Commercial Real Estate Law in Michigan
In Chelsea, Michigan, commercial real estate is any form of real property (land or permanent structures) being utilized for business purposes.
Commercial real estate in Chelsea, Michigan is handled by laws which differ significantly from state and local laws that apply to residential real estate.
People who buy and rent residential unites have a larger deal of legal protections not available to buyers of commercial property.
For instance, residential real estate is governed by laws concerning rent control, living conditions, and other things relevant to buildings where people will be living. Most of these protections don't apply to commercial real estate, because the law assumes that the average business person is a bit more sophisticated in such dealings than the general population, and because a place to do business is typically less important than a place to live.

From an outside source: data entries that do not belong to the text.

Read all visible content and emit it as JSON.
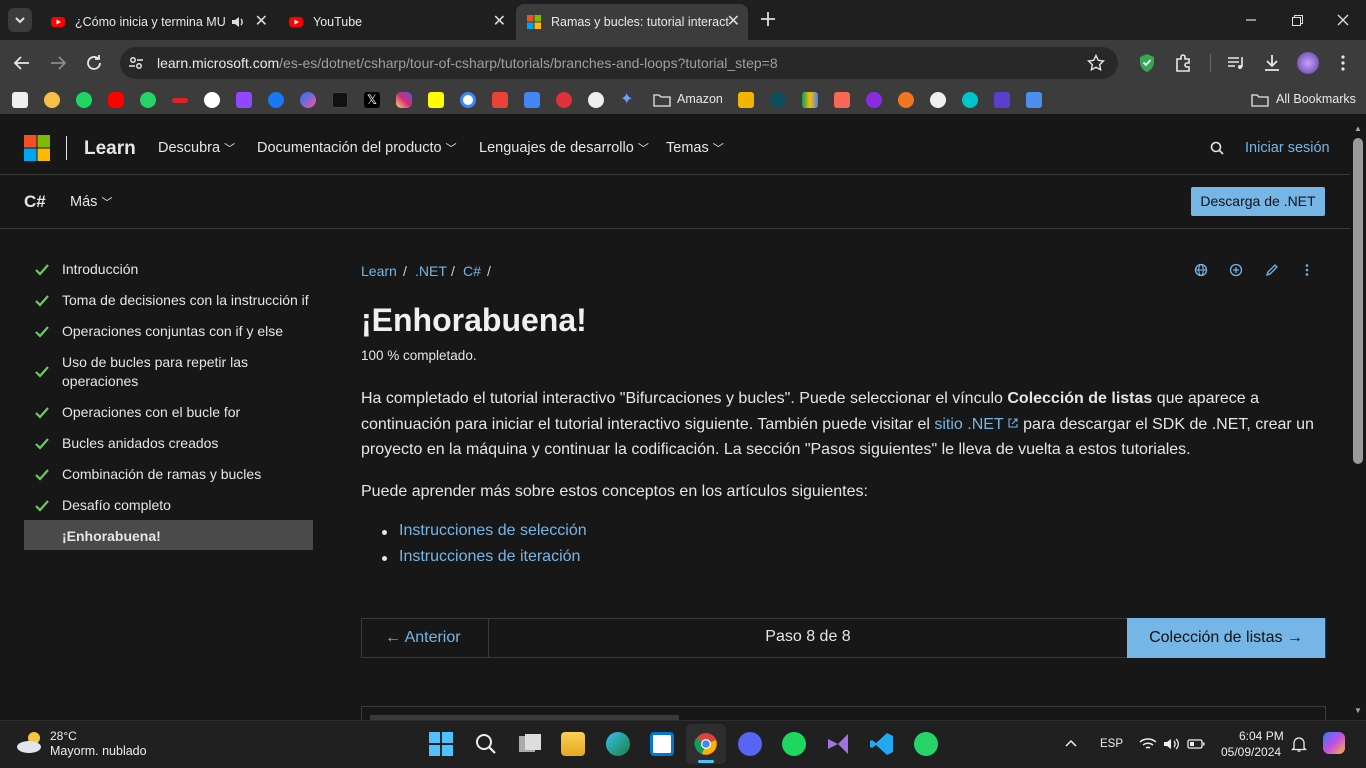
{
  "tabs": [
    {
      "title": "¿Cómo inicia y termina MU",
      "audio": true
    },
    {
      "title": "YouTube"
    },
    {
      "title": "Ramas y bucles: tutorial interact"
    }
  ],
  "address": {
    "host": "learn.microsoft.com",
    "path": "/es-es/dotnet/csharp/tour-of-csharp/tutorials/branches-and-loops?tutorial_step=8"
  },
  "bookmarks": {
    "amazon": "Amazon",
    "all": "All Bookmarks"
  },
  "site": {
    "brand": "Learn",
    "nav": [
      "Descubra",
      "Documentación del producto",
      "Lenguajes de desarrollo",
      "Temas"
    ],
    "signin": "Iniciar sesión",
    "product": "C#",
    "more": "Más",
    "download": "Descarga de .NET"
  },
  "sidebar": {
    "items": [
      {
        "label": "Introducción",
        "done": true
      },
      {
        "label": "Toma de decisiones con la instrucción if",
        "done": true
      },
      {
        "label": "Operaciones conjuntas con if y else",
        "done": true
      },
      {
        "label": "Uso de bucles para repetir las operaciones",
        "done": true
      },
      {
        "label": "Operaciones con el bucle for",
        "done": true
      },
      {
        "label": "Bucles anidados creados",
        "done": true
      },
      {
        "label": "Combinación de ramas y bucles",
        "done": true
      },
      {
        "label": "Desafío completo",
        "done": true
      },
      {
        "label": "¡Enhorabuena!",
        "done": false,
        "selected": true
      }
    ]
  },
  "breadcrumb": [
    "Learn",
    ".NET",
    "C#"
  ],
  "content": {
    "title": "¡Enhorabuena!",
    "progress": "100 % completado.",
    "para1_a": "Ha completado el tutorial interactivo \"Bifurcaciones y bucles\". Puede seleccionar el vínculo ",
    "para1_bold": "Colección de listas",
    "para1_b": " que aparece a continuación para iniciar el tutorial interactivo siguiente. También puede visitar el ",
    "para1_link": "sitio .NET",
    "para1_c": " para descargar el SDK de .NET, crear un proyecto en la máquina y continuar la codificación. La sección \"Pasos siguientes\" le lleva de vuelta a estos tutoriales.",
    "para2": "Puede aprender más sobre estos conceptos en los artículos siguientes:",
    "links": [
      "Instrucciones de selección",
      "Instrucciones de iteración"
    ]
  },
  "pager": {
    "prev": "Anterior",
    "step": "Paso 8 de 8",
    "next": "Colección de listas"
  },
  "taskbar": {
    "weather_temp": "28°C",
    "weather_desc": "Mayorm. nublado",
    "lang": "ESP",
    "time": "6:04 PM",
    "date": "05/09/2024"
  },
  "colors": {
    "accent": "#75b6e7",
    "check": "#6ccb5f"
  }
}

However, the most basic protections, such as protection from fraud and deliberate concealment of defects, still apply.
Common Commercial Real Estate Law Issues in Chelsea, Michigan
Financing: The majority of small businesses in Chelsea, Michigan can't afford to make large real estate purchases with the money they have in the bank. Nonetheless, buying real estate is sometimes necessary for a business' survival. This problem is sometimes remedied by taking out a mortgage; a loan used to buy property, with that same property being used to secure the loan.
Concealment of Defects: Sellers and lessors of commercial real estate are under a duty to disclose any defects in the property which might impact the buyer's decision to purchase it, such as water damage, mold, or other structural problems. These defects are quite typical, and the buyer has a right to know about them. If the seller doesn't disclose these defects, where they exist, the buyer can sue for any harm this causes.
Duty to Inspect: Buyers of commercial real estate are expected to be diligent, and a court will not reward a lack of diligence. Thus, if the buyer fails to conduct a thorough inspection of the property before buying it, and thereby fails to discover defects which such an inspection could have easily revealed, he will not be able to sue the seller over these defects later on.
Encumbrances: Undisclosed encumbrances are defects of another sort: defects of title. An encumbrance is any interest that a third party has in the Chelsea, Michigan commercial real estate. These normally take the form of easements, which are rights held by third parties to use the land for a specific purpose. Easements can have profound effects on how a new owner can use the land, so it is important to know about them before buying.
Can a Chelsea, Michigan Attorney Help?
These issues are sometimes intricate, and almost always very important. Therefore, it's necessary to seek the assistance of a Chelsea, Michigan real estate attorney if you have any dealings in this area.